> _Items from a data source_:
════════════════
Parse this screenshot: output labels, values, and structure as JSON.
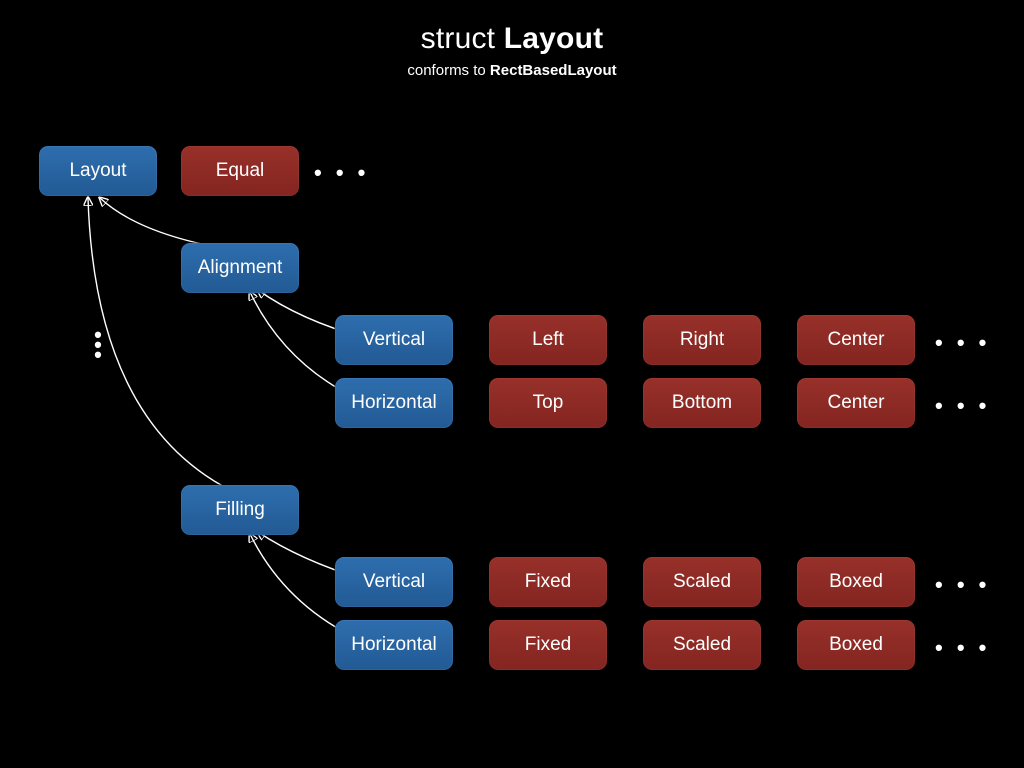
{
  "title": {
    "prefix": "struct",
    "name": "Layout"
  },
  "subtitle": {
    "prefix": "conforms to",
    "name": "RectBasedLayout"
  },
  "ellipsis": "• • •",
  "nodes": {
    "root": "Layout",
    "root_sibling": "Equal",
    "alignment": {
      "label": "Alignment",
      "vertical": {
        "label": "Vertical",
        "options": [
          "Left",
          "Right",
          "Center"
        ]
      },
      "horizontal": {
        "label": "Horizontal",
        "options": [
          "Top",
          "Bottom",
          "Center"
        ]
      }
    },
    "filling": {
      "label": "Filling",
      "vertical": {
        "label": "Vertical",
        "options": [
          "Fixed",
          "Scaled",
          "Boxed"
        ]
      },
      "horizontal": {
        "label": "Horizontal",
        "options": [
          "Fixed",
          "Scaled",
          "Boxed"
        ]
      }
    }
  }
}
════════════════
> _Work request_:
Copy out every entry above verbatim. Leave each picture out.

> _Your response_:
Parse this screenshot: output labels, values, and structure as JSON.
{
  "title": {
    "prefix": "struct",
    "name": "Layout"
  },
  "subtitle": {
    "prefix": "conforms to",
    "name": "RectBasedLayout"
  },
  "ellipsis": "• • •",
  "nodes": {
    "root": "Layout",
    "root_sibling": "Equal",
    "alignment": {
      "label": "Alignment",
      "vertical": {
        "label": "Vertical",
        "options": [
          "Left",
          "Right",
          "Center"
        ]
      },
      "horizontal": {
        "label": "Horizontal",
        "options": [
          "Top",
          "Bottom",
          "Center"
        ]
      }
    },
    "filling": {
      "label": "Filling",
      "vertical": {
        "label": "Vertical",
        "options": [
          "Fixed",
          "Scaled",
          "Boxed"
        ]
      },
      "horizontal": {
        "label": "Horizontal",
        "options": [
          "Fixed",
          "Scaled",
          "Boxed"
        ]
      }
    }
  }
}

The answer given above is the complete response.